INPUT MATERIAL Block Start

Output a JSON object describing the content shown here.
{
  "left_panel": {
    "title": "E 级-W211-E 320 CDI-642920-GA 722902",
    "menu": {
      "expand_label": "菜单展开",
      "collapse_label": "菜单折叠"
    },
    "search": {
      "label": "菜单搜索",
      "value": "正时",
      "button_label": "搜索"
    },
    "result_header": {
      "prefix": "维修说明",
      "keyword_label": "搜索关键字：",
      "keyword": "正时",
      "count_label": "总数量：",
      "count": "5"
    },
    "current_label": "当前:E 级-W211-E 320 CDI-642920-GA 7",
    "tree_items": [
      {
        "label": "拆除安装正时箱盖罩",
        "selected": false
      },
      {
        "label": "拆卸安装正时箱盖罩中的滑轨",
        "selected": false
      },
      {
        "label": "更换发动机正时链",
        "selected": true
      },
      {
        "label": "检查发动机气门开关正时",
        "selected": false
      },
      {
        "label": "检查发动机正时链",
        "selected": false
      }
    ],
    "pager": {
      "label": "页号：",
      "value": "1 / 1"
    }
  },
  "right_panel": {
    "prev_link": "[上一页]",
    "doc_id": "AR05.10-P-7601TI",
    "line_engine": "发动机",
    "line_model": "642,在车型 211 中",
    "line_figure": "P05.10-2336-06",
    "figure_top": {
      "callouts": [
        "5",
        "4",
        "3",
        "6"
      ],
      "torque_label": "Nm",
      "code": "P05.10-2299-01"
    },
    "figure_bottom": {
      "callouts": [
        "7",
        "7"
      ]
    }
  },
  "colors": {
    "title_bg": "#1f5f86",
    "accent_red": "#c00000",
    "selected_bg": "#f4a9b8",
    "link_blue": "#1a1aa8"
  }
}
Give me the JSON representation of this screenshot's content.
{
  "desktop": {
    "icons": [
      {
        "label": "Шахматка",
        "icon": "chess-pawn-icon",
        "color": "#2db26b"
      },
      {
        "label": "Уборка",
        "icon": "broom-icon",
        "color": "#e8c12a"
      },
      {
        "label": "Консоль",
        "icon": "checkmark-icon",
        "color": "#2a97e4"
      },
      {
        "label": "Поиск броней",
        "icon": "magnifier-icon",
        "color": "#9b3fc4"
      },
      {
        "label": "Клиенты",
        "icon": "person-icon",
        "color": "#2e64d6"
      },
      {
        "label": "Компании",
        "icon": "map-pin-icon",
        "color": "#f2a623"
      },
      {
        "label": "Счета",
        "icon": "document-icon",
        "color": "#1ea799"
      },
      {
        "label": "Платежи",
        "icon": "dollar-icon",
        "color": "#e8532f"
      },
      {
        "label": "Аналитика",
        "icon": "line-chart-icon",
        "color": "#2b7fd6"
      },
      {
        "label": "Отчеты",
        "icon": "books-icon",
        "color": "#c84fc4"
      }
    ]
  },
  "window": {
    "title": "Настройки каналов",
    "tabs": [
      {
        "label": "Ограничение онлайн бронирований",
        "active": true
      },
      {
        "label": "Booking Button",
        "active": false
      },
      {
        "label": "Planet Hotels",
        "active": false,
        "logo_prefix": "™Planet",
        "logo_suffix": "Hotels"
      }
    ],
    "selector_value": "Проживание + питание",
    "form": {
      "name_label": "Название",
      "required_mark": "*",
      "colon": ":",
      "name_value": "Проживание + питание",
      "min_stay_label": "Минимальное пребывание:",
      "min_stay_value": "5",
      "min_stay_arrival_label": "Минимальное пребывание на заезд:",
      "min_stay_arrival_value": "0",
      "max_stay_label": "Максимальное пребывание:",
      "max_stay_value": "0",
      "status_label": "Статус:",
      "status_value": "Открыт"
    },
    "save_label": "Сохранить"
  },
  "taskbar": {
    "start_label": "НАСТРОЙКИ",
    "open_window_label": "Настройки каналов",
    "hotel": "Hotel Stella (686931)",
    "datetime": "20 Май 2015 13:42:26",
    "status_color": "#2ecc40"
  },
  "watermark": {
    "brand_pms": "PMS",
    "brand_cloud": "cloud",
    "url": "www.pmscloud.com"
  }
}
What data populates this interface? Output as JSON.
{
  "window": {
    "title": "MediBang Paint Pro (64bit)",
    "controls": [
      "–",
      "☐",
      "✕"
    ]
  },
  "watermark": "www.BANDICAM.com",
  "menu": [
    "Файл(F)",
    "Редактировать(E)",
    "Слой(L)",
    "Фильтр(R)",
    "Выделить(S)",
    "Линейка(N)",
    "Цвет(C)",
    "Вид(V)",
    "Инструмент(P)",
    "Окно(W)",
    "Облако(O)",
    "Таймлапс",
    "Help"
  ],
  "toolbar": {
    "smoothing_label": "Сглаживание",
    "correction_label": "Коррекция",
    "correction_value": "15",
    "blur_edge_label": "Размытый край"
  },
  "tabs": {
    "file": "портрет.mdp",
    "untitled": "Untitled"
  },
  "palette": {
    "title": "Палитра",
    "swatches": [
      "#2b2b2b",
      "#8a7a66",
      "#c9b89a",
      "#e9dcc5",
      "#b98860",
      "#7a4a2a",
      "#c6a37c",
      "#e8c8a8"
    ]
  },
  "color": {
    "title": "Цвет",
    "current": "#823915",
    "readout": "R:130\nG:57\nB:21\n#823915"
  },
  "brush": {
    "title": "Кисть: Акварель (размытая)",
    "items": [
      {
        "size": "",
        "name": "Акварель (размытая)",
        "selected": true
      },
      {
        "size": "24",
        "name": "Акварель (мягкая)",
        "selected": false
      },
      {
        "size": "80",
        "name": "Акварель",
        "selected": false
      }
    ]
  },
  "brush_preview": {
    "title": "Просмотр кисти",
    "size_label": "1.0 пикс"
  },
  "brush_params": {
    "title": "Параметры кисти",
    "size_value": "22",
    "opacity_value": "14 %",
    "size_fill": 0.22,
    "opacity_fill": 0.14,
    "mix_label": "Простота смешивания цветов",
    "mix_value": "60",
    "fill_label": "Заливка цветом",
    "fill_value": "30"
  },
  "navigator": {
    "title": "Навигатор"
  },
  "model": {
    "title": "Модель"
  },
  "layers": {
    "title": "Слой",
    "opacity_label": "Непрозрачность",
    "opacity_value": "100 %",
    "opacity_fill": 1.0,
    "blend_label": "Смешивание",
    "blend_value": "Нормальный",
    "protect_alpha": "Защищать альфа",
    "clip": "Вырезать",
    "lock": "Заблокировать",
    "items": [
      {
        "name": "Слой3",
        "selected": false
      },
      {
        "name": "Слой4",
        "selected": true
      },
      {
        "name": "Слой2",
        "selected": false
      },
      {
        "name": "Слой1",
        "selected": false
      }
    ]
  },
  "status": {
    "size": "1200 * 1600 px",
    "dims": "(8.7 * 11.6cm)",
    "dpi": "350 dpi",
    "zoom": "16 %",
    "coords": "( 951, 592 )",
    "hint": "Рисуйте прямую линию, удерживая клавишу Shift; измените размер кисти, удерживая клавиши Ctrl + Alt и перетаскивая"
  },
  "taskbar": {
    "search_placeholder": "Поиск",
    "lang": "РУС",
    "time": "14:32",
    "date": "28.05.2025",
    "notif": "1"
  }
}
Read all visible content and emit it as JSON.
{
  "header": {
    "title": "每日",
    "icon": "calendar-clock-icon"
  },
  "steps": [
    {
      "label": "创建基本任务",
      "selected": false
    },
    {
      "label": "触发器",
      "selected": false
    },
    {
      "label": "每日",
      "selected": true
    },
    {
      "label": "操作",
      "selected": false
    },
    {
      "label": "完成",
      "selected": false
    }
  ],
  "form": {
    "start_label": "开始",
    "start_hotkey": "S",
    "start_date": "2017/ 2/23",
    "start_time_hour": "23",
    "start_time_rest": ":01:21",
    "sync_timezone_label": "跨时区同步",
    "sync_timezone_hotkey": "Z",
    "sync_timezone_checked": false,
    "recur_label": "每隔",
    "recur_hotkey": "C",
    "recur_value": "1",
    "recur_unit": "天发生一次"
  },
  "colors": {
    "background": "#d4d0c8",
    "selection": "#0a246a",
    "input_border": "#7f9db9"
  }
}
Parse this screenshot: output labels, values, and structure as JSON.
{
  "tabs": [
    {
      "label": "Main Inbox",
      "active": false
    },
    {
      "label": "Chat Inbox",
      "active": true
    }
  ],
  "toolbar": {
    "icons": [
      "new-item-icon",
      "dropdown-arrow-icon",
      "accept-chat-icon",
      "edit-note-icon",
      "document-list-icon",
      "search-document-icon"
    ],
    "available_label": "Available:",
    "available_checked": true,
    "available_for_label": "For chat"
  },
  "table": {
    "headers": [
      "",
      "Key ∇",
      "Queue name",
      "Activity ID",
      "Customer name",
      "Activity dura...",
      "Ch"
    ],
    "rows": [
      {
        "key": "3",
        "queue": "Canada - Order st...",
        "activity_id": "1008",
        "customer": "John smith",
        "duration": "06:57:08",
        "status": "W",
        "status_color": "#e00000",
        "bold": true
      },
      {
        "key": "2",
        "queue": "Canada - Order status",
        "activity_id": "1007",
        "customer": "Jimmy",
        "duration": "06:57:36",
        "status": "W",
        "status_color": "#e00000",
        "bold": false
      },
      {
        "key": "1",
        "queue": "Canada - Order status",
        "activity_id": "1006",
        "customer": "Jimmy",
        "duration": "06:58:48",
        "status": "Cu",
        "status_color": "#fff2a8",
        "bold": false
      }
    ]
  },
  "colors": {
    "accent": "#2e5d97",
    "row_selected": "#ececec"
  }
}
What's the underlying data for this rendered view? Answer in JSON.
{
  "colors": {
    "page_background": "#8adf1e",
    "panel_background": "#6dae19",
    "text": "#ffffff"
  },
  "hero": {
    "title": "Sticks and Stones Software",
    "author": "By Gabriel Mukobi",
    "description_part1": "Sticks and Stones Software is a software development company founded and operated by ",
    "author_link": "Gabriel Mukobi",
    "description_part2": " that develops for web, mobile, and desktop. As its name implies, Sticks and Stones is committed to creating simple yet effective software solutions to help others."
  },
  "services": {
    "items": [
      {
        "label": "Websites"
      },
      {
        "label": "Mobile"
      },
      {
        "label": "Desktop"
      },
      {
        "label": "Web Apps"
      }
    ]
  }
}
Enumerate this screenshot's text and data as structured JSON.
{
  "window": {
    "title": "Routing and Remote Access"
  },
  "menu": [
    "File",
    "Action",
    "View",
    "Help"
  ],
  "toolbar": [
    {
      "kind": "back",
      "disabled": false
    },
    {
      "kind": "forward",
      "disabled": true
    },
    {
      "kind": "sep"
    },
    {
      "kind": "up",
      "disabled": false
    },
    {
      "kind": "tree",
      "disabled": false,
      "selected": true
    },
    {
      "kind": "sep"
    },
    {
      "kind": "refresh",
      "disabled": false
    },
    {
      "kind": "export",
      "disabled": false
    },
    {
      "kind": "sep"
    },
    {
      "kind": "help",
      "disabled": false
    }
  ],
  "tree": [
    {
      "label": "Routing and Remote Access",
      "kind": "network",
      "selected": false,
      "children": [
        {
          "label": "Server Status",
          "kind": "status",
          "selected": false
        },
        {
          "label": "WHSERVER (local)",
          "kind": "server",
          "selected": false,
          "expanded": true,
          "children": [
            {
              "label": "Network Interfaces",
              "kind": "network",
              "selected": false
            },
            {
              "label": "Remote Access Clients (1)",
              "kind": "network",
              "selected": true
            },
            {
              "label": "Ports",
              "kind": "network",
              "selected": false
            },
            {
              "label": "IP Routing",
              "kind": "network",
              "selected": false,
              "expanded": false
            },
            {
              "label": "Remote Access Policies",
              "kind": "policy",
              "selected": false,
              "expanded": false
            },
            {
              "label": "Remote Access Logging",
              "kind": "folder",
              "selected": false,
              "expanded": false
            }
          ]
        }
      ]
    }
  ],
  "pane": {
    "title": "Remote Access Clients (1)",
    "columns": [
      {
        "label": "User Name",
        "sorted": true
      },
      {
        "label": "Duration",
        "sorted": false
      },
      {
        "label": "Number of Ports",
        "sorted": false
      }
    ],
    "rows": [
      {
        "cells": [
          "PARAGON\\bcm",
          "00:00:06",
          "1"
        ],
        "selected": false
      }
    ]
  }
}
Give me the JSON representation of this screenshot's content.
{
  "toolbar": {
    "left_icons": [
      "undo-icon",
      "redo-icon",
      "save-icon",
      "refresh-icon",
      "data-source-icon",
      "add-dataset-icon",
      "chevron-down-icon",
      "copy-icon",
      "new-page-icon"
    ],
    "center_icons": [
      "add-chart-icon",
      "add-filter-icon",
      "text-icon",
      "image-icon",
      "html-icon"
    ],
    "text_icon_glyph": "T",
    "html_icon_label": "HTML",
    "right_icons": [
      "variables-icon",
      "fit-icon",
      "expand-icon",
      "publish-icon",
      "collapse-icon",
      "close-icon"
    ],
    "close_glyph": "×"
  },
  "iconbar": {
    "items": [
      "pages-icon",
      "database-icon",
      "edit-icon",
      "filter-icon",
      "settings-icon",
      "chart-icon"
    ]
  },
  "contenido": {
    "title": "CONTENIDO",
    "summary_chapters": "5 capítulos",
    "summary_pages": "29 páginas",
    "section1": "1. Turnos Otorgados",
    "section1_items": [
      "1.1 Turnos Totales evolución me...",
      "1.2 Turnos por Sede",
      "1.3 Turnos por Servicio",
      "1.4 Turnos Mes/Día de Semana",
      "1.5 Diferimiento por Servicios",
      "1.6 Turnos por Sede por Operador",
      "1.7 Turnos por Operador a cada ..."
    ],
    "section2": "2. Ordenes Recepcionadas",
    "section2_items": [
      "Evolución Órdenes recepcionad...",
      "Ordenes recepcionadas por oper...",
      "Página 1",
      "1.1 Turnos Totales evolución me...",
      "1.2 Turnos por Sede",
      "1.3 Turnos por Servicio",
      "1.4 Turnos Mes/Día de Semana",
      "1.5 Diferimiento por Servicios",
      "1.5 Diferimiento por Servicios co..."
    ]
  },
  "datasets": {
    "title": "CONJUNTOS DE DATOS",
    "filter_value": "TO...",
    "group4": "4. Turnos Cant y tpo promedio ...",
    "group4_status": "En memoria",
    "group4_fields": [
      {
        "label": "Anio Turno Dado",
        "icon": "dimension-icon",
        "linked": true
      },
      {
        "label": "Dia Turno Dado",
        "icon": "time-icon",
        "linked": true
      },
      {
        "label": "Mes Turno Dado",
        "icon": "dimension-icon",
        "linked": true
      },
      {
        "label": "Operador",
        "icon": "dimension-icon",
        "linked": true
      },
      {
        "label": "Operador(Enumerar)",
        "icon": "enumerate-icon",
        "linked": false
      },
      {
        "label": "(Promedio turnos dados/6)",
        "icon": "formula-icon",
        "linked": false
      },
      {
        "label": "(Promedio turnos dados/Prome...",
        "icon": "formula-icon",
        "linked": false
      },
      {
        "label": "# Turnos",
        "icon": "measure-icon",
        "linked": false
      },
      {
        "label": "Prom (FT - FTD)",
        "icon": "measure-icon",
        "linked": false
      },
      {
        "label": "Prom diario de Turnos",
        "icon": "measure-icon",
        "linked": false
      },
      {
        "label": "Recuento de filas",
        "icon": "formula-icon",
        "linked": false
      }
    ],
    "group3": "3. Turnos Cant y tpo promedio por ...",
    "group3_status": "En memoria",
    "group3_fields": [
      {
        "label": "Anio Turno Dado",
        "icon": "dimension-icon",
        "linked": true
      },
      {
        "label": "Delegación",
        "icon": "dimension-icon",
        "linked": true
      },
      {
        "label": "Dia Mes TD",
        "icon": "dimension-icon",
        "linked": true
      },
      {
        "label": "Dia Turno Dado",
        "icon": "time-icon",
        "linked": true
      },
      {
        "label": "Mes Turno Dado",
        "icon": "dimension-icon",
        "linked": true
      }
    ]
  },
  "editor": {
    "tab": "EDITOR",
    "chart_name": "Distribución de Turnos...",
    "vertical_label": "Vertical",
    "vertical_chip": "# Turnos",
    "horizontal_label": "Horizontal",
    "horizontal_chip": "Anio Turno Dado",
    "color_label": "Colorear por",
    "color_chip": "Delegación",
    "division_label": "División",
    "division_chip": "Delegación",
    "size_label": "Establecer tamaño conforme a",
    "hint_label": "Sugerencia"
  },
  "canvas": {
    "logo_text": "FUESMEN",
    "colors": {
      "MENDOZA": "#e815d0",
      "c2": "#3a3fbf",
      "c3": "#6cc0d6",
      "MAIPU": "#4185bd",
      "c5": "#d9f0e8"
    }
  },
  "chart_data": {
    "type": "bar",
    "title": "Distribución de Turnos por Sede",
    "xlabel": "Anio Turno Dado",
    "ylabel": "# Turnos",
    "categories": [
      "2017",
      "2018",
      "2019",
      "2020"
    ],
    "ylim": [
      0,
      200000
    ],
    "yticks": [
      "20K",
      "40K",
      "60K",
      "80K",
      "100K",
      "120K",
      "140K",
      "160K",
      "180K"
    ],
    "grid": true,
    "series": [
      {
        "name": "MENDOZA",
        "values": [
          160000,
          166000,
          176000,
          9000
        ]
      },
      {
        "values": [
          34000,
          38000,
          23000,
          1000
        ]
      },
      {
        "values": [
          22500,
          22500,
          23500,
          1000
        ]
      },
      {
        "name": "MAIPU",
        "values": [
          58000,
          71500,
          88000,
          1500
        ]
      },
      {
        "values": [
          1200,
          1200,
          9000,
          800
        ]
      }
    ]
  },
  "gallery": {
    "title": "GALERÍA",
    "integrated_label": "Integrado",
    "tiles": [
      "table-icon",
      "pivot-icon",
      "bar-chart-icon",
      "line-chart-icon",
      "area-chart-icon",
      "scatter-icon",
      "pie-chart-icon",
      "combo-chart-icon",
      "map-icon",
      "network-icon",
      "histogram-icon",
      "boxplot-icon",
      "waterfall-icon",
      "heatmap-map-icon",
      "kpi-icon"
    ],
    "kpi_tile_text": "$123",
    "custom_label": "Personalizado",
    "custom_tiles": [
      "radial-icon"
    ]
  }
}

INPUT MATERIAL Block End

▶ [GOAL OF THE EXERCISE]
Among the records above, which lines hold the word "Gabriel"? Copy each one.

▶ [EXPECTED ANSWER]
    "author": "By Gabriel Mukobi",
    "author_link": "Gabriel Mukobi",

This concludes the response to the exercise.